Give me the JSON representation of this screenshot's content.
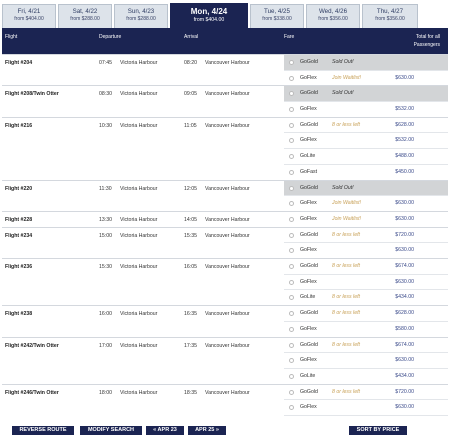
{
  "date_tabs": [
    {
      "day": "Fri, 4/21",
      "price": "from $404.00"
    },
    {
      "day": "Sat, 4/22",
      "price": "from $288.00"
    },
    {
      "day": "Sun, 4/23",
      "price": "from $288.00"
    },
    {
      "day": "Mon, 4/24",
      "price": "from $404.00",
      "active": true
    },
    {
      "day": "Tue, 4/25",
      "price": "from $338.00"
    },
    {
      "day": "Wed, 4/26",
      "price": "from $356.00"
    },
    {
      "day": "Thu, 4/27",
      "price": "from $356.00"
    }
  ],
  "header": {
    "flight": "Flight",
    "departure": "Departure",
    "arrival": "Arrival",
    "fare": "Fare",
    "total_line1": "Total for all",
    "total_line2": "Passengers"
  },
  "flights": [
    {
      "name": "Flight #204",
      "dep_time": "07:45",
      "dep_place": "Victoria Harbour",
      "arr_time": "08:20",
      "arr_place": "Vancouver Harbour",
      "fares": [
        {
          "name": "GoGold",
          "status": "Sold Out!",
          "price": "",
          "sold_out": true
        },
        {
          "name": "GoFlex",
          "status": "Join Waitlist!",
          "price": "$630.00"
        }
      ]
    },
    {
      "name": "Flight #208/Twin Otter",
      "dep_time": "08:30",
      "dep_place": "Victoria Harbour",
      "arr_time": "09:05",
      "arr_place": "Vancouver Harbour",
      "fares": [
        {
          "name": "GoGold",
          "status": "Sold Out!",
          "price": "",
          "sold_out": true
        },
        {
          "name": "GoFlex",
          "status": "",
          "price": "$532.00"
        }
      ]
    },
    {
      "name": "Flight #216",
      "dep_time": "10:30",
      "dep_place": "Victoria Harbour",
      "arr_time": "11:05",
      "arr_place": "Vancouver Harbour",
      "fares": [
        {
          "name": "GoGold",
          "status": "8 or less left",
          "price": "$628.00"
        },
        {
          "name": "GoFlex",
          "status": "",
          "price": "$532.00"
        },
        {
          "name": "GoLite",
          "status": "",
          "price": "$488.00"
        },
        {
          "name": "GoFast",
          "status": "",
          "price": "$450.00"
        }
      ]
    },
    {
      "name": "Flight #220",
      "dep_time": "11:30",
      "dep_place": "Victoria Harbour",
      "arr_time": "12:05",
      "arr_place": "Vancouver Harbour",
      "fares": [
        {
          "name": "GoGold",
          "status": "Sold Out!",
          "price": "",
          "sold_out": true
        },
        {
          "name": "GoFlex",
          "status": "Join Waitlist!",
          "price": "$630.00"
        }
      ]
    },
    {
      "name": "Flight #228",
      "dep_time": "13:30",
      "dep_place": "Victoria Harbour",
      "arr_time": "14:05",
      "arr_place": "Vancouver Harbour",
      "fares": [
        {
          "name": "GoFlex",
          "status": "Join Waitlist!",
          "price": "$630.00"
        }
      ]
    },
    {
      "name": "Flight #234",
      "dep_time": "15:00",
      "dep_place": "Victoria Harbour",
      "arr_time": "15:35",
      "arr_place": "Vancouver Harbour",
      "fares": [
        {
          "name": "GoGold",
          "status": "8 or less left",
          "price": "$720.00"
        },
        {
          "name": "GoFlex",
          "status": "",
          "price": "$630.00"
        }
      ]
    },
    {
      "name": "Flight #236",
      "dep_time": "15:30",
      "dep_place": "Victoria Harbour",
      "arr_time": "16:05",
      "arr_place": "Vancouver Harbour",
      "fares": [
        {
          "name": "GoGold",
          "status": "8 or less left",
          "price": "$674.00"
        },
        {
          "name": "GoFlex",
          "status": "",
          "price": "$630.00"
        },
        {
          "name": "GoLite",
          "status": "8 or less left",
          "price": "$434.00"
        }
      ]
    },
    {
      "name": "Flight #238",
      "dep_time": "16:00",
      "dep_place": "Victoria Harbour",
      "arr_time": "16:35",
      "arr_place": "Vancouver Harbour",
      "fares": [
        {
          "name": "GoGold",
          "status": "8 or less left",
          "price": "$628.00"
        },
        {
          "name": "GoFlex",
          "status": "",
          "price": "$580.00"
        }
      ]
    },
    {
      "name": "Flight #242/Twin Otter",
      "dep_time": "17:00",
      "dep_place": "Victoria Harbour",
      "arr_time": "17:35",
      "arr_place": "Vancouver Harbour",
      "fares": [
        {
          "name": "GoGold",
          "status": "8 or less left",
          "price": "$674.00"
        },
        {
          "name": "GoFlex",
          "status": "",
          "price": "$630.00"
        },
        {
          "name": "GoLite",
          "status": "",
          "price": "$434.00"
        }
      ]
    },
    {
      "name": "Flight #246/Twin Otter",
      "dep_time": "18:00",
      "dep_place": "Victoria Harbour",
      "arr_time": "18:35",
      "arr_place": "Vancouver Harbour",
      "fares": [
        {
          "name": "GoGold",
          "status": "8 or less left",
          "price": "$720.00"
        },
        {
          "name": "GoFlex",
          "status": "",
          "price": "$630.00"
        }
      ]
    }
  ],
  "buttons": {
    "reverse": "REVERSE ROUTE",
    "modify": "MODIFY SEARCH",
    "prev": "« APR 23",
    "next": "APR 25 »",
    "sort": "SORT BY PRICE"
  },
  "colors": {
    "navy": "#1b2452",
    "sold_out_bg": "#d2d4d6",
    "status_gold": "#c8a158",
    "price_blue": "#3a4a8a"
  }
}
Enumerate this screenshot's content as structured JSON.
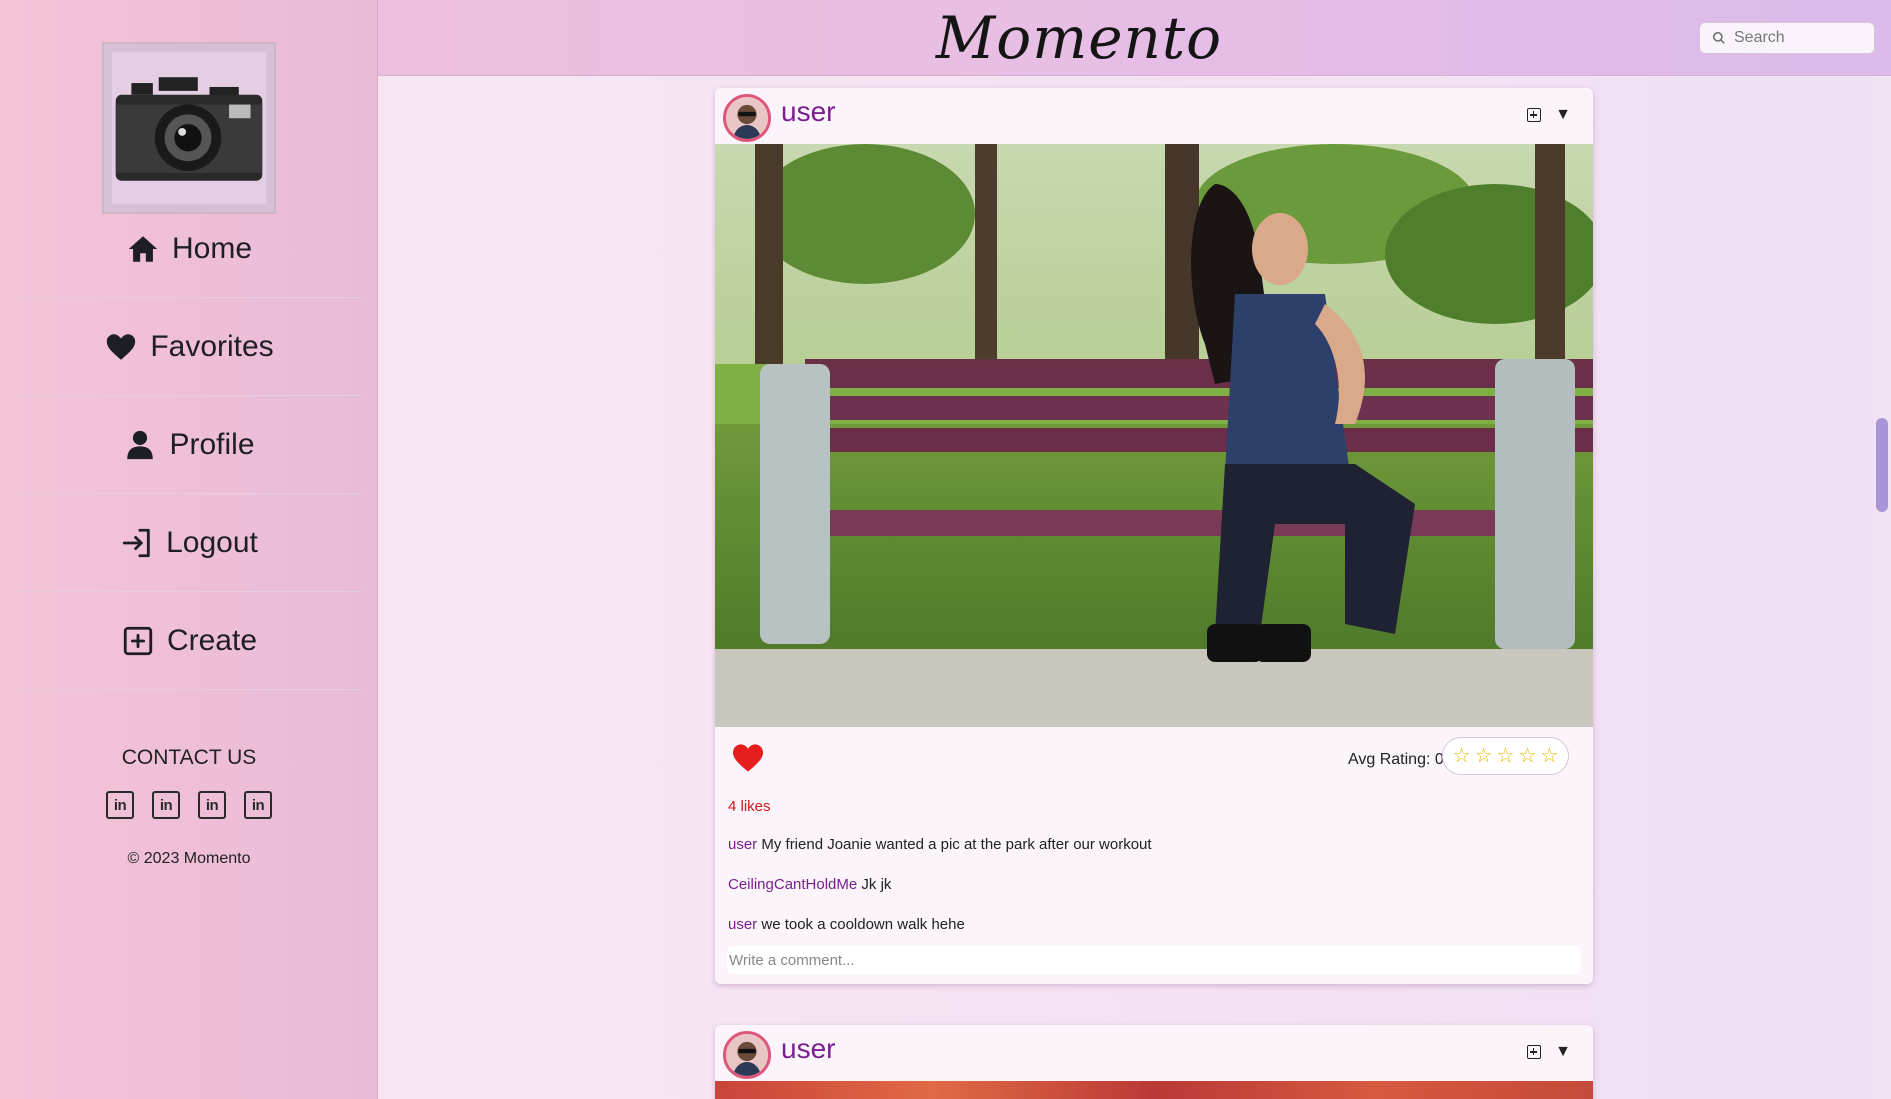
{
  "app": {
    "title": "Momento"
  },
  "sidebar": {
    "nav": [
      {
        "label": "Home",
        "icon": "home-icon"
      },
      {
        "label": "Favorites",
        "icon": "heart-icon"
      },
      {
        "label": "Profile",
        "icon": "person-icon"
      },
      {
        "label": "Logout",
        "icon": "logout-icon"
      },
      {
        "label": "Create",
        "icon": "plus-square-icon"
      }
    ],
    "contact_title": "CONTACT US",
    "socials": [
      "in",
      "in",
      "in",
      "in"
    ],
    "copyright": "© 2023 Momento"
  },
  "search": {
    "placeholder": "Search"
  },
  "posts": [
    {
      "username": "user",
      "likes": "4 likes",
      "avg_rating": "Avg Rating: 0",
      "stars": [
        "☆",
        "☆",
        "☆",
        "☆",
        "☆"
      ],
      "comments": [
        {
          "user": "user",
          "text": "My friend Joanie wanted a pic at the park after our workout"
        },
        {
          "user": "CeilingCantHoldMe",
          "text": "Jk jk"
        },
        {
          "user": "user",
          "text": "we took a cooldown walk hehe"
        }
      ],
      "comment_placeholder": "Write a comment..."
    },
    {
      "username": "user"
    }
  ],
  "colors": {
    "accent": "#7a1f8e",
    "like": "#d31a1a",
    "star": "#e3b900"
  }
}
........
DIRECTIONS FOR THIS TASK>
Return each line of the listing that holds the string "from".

YOUR SOLUTION>
      "price": "from $404.00"
      "price": "from $288.00"
      "price": "from $288.00"
      "price": "from $404.00",
      "price": "from $338.00"
      "price": "from $356.00"
      "price": "from $356.00"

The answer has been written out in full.